/---
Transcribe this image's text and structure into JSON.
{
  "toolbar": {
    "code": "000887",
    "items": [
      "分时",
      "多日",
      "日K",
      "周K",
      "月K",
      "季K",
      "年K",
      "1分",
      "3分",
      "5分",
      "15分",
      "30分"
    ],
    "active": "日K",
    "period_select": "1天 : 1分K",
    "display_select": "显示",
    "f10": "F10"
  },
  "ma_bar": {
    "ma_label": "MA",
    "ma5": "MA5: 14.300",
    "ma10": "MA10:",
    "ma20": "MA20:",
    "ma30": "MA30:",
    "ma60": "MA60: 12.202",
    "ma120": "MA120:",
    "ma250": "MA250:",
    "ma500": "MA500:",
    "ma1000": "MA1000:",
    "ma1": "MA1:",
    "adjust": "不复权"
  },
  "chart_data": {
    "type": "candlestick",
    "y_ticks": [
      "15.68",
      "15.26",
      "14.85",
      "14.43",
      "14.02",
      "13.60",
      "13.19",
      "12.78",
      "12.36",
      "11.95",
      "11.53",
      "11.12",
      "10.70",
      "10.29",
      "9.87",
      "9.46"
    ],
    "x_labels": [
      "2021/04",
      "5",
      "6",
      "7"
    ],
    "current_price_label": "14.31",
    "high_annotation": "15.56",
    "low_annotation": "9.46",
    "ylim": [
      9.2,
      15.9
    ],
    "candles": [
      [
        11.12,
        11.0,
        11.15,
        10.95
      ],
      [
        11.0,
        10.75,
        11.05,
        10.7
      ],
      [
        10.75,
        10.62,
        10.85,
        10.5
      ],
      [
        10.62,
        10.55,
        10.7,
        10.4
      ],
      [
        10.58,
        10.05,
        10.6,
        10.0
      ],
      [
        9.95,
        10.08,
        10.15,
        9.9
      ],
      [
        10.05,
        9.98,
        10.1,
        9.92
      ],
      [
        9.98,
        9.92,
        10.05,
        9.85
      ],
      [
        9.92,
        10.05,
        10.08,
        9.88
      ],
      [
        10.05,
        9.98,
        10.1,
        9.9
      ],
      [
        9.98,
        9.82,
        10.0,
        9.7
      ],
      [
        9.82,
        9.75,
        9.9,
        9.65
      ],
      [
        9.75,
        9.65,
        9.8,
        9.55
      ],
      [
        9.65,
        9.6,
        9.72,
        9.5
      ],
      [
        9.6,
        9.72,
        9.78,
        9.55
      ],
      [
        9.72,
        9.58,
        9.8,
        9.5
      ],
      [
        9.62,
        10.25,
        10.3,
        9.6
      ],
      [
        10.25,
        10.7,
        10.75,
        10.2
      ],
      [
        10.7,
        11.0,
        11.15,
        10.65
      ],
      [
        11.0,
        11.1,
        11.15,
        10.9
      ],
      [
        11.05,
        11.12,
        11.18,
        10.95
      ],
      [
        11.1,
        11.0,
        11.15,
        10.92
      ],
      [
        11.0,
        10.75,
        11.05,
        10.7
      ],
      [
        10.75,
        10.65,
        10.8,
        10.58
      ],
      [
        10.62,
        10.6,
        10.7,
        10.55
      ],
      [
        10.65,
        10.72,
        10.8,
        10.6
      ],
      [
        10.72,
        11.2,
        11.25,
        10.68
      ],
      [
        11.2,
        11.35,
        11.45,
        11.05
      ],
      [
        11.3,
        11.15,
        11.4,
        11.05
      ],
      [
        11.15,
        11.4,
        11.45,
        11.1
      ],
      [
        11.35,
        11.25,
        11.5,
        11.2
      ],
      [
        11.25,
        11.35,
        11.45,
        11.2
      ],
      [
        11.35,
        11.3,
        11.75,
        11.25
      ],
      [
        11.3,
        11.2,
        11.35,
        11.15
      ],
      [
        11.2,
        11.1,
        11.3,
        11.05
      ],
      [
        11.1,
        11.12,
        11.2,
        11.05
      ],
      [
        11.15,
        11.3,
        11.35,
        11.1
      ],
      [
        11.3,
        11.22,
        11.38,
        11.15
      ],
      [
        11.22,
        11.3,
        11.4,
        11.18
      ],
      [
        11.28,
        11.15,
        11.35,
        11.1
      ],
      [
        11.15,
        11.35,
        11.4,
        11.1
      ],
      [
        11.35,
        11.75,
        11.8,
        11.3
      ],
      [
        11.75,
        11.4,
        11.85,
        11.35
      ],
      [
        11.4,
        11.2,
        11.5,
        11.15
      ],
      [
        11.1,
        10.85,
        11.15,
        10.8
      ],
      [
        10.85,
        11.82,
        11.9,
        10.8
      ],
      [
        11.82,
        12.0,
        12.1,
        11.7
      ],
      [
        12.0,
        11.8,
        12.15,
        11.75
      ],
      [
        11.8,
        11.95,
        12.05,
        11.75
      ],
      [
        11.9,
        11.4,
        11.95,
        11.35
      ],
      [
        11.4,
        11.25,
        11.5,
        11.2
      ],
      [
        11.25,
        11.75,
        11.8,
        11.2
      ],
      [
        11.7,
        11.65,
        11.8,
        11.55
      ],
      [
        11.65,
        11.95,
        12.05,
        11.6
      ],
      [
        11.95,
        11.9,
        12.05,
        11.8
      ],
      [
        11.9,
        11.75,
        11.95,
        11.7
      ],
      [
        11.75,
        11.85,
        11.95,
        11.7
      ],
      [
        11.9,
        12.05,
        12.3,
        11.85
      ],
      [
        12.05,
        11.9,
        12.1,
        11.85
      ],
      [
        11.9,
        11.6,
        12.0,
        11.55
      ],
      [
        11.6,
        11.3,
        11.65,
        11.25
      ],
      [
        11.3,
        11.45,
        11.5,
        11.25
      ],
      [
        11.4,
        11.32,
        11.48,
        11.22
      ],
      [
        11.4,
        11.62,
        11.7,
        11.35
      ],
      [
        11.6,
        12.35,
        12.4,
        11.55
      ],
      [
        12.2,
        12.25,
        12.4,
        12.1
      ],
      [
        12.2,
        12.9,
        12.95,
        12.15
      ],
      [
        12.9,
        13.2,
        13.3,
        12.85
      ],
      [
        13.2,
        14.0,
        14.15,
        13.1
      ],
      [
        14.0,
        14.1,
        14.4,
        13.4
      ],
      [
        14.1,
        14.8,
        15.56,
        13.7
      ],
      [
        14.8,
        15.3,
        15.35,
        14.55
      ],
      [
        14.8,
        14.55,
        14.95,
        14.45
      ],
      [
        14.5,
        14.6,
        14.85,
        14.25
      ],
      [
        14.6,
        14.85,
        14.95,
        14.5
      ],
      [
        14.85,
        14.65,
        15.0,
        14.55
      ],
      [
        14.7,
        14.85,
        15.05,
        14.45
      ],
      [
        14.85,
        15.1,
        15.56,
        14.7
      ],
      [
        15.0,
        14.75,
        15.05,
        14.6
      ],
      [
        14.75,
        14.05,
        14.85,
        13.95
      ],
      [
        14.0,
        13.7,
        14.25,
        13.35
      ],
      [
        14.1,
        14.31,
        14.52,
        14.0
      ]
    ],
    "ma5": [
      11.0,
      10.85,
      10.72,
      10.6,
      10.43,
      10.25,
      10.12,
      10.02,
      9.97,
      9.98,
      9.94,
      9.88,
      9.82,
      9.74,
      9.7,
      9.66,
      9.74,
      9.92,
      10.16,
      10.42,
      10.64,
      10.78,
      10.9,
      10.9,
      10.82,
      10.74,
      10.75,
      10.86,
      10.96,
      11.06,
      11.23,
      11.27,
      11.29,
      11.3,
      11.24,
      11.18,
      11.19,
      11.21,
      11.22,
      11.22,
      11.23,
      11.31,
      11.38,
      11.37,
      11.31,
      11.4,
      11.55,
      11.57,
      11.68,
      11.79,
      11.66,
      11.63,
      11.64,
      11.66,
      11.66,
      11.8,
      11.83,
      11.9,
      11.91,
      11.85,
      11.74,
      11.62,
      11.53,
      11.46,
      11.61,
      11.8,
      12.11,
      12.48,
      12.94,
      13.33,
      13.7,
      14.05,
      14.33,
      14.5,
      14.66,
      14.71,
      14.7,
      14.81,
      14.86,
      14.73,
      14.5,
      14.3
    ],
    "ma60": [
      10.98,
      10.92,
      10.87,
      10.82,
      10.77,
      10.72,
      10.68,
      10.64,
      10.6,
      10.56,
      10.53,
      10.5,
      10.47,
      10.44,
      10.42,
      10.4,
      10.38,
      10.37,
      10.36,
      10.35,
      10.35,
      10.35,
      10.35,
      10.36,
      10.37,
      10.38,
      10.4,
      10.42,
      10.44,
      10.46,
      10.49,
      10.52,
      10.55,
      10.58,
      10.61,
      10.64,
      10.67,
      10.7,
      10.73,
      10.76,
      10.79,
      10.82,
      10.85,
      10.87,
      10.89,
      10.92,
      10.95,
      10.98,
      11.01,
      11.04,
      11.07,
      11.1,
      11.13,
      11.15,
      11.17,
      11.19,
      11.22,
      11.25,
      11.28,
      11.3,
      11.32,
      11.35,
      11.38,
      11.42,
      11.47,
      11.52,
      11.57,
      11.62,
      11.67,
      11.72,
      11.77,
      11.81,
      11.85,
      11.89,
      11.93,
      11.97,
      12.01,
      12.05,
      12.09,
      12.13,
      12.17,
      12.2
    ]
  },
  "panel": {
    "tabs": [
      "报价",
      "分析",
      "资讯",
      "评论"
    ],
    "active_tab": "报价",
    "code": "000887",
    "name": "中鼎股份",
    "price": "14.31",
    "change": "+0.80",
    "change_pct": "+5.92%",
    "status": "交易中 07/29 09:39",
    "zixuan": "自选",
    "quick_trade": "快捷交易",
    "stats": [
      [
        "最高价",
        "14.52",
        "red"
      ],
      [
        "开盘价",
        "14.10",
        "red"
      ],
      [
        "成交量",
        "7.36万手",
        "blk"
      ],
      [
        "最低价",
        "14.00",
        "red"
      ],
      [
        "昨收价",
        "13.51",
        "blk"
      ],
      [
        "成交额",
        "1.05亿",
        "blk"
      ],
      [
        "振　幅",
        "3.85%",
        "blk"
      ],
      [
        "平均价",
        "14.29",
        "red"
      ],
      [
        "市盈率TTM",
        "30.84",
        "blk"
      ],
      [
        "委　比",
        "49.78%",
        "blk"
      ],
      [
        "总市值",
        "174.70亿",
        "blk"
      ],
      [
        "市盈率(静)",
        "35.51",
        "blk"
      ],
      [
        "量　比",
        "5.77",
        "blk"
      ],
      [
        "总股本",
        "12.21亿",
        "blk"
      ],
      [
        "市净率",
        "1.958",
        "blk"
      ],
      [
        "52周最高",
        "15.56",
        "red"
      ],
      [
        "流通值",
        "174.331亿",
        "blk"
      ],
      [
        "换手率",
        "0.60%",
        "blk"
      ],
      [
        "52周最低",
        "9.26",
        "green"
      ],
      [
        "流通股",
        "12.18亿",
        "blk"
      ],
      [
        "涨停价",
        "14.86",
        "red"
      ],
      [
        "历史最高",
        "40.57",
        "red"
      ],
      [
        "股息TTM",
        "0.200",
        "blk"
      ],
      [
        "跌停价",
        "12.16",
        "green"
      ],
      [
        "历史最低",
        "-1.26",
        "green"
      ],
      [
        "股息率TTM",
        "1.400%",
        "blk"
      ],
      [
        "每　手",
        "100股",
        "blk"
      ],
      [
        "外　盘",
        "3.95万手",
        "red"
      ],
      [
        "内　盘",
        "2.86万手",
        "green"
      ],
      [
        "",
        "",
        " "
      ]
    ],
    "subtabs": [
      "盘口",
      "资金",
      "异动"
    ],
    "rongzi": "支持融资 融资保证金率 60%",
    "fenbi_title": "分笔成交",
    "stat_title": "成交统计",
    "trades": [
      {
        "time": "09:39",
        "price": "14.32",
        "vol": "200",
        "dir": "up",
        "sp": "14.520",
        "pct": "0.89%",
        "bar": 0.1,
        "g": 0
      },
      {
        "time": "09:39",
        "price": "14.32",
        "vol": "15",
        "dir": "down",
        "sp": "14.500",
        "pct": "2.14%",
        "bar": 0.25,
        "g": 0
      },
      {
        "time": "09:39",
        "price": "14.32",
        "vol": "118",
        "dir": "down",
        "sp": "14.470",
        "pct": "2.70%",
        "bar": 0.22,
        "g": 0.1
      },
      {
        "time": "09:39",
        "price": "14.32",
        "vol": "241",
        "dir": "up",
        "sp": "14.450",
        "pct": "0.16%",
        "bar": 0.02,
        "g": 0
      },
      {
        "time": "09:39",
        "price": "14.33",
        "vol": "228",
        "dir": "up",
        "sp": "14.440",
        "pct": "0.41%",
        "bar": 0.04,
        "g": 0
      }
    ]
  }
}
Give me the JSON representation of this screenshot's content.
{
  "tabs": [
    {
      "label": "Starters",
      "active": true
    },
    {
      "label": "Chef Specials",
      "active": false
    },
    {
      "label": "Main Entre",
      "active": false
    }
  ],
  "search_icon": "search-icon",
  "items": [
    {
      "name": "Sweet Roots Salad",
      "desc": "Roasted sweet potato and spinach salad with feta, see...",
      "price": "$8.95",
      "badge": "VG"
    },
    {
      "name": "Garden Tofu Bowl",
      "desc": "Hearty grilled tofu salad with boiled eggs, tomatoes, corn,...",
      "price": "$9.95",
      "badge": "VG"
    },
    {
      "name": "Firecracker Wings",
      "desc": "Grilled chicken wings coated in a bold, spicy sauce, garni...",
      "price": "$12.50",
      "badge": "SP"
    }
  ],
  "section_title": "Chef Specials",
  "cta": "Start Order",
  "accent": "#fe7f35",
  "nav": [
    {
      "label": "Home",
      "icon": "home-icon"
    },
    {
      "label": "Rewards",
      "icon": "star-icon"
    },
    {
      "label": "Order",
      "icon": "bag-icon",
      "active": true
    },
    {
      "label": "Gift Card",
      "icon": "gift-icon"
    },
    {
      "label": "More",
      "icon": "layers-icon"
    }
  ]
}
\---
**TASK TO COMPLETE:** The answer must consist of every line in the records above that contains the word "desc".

**EXERCISE SOLUTION:**
      "desc": "Roasted sweet potato and spinach salad with feta, see...",
      "desc": "Hearty grilled tofu salad with boiled eggs, tomatoes, corn,...",
      "desc": "Grilled chicken wings coated in a bold, spicy sauce, garni...",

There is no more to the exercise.